PROBLEM TO WORK ON => Each record below needs to be written out exactly as it appears.

***** SOURCE MATERIAL *****

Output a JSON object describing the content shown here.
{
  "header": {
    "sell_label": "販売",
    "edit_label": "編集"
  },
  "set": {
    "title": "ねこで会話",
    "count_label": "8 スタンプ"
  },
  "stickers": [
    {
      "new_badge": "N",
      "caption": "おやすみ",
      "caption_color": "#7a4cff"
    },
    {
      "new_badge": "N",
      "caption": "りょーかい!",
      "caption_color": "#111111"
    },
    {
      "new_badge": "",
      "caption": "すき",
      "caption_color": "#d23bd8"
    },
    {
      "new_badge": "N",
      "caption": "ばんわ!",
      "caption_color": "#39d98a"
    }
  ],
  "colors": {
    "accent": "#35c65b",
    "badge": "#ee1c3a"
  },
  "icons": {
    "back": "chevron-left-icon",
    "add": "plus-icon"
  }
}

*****

EXERCISE RESULT =>
Output a JSON object describing the content shown here.
{
  "header": {
    "sell_label": "販売",
    "edit_label": "編集"
  },
  "set": {
    "title": "ねこで会話",
    "count_label": "8 スタンプ"
  },
  "stickers": [
    {
      "new_badge": "N",
      "caption": "おやすみ",
      "caption_color": "#7a4cff"
    },
    {
      "new_badge": "N",
      "caption": "りょーかい!",
      "caption_color": "#111111"
    },
    {
      "new_badge": "",
      "caption": "すき",
      "caption_color": "#d23bd8"
    },
    {
      "new_badge": "N",
      "caption": "ばんわ!",
      "caption_color": "#39d98a"
    }
  ],
  "colors": {
    "accent": "#35c65b",
    "badge": "#ee1c3a"
  },
  "icons": {
    "back": "chevron-left-icon",
    "add": "plus-icon"
  }
}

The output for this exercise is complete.